Muesli can be eaten for breakfast or as a snack with plant/animal milk, plant/animal yoghurt, cottage cheese and, of course, fresh seasonal fruit cut into pieces that will bring a sweet and sweet side to breakfast. Muesli is a source of carbohydrates and fibre. The carbohydrates help to cover the day's energy needs, providing lasting satiety due to a moderate glycaemic index and the presence of fibre (which also contributes to digestive well-being).

Conversely, if the granola (or crunchy muesli) is made up of the same base of ingredients, there is always an addition of syrups, sugars, oils or honey to bring the crispy post-cooking side. If you look at the list of ingredients, you will see these different ingredients: the order is important.
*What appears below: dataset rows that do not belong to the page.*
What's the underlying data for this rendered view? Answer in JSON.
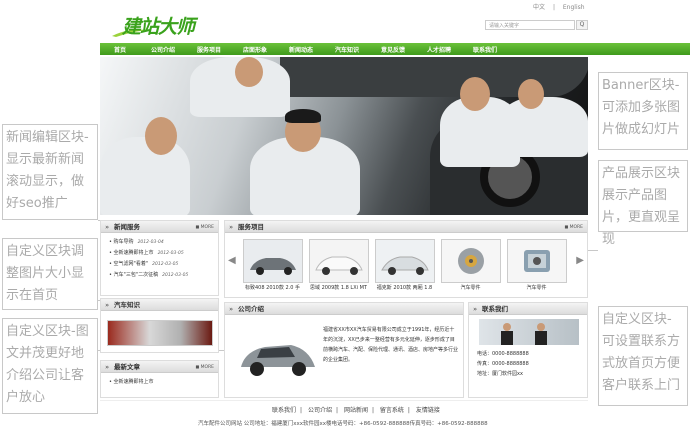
{
  "header": {
    "lang_cn": "中文",
    "lang_sep": "|",
    "lang_en": "English",
    "logo_text": "建站大师",
    "search_placeholder": "请输入关键字",
    "search_button_glyph": "Q"
  },
  "nav": [
    "首页",
    "公司介绍",
    "服务项目",
    "店面形象",
    "新闻动态",
    "汽车知识",
    "意见反馈",
    "人才招聘",
    "联系我们"
  ],
  "annotations": {
    "banner": "Banner区块-可添加多张图片做成幻灯片",
    "news_edit": "新闻编辑区块-显示最新新闻滚动显示，做好seo推广",
    "product": "产品展示区块展示产品图片，更直观呈现",
    "custom_image": "自定义区块调整图片大小显示在首页",
    "custom_text": "自定义区块-图文并茂更好地介绍公司让客户放心",
    "custom_contact": "自定义区块-可设置联系方式放首页方便客户联系上门"
  },
  "news_service": {
    "title": "新闻服务",
    "more": "MORE",
    "items": [
      {
        "text": "购车导购",
        "date": "2012-03-04"
      },
      {
        "text": "全新速腾即将上市",
        "date": "2012-03-05"
      },
      {
        "text": "空气滤网\"看着\"",
        "date": "2012-03-05"
      },
      {
        "text": "汽车\"三包\"二次征稿",
        "date": "2012-03-05"
      }
    ]
  },
  "service_items": {
    "title": "服务项目",
    "more": "MORE",
    "products": [
      {
        "label": "标致408 2010款 2.0 手"
      },
      {
        "label": "思域 2009款 1.8 LXi MT"
      },
      {
        "label": "福克斯 2010款 两厢 1.8"
      },
      {
        "label": "汽车零件"
      },
      {
        "label": "汽车零件"
      }
    ]
  },
  "car_knowledge": {
    "title": "汽车知识"
  },
  "company_intro": {
    "title": "公司介绍",
    "text": "福建省XX市XX汽车贸易有限公司成立于1991年，经历近十年的沉淀，XX已步来一整经营有多元化延伸，逐步形成了目前横跨汽车、汽配、保险代理、通讯、酒店、房地产等多行业的企业集团。"
  },
  "contact_us": {
    "title": "联系我们",
    "phone": "电话：0000-8888888",
    "fax": "传真：0000-8888888",
    "address": "地址：厦门软件园xx"
  },
  "latest_articles": {
    "title": "最新文章",
    "more": "MORE",
    "items": [
      {
        "text": "全新速腾即将上市"
      }
    ]
  },
  "footer": {
    "links": [
      "联系我们",
      "公司介绍",
      "网站新闻",
      "留言系统",
      "友情链接"
    ],
    "sep": "|",
    "info": "汽车配件公司网站 公司地址：福建厦门xxx软件园xx楼电话号码：+86-0592-888888传真号码：+86-0592-888888"
  },
  "colors": {
    "nav_green": "#4fa82a",
    "logo_green": "#3aa21c",
    "annotation_gray": "#aaaaaa"
  }
}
The first ingredient is the one contained in the largest quantity. Very often it is unfortunately the sweetening ingredient that arrives from the second position.

Granola has an impact on blood sugar levels, causing them to rise rapidly and then fall just as quickly. This will then lead to cravings, fatigue and snacking. Finally, variations in blood sugar levels are not good for long-term health, as they lead to too regular a demand on insulin, which in the long term, in addition to increased fat storage, can lead to pathologies (type 2 diabetes, ...).

Of course, as always we have an alternative for you! If you don't like muesli or you want to vary, you can make your own granola. The trick is to replace the sugar, honey or syrup with a fruit puree (apple, banana...). 30 minutes in the oven at 180°C and you're done!

Find all the granola and muesli recipes on https://makemehealthy.app/.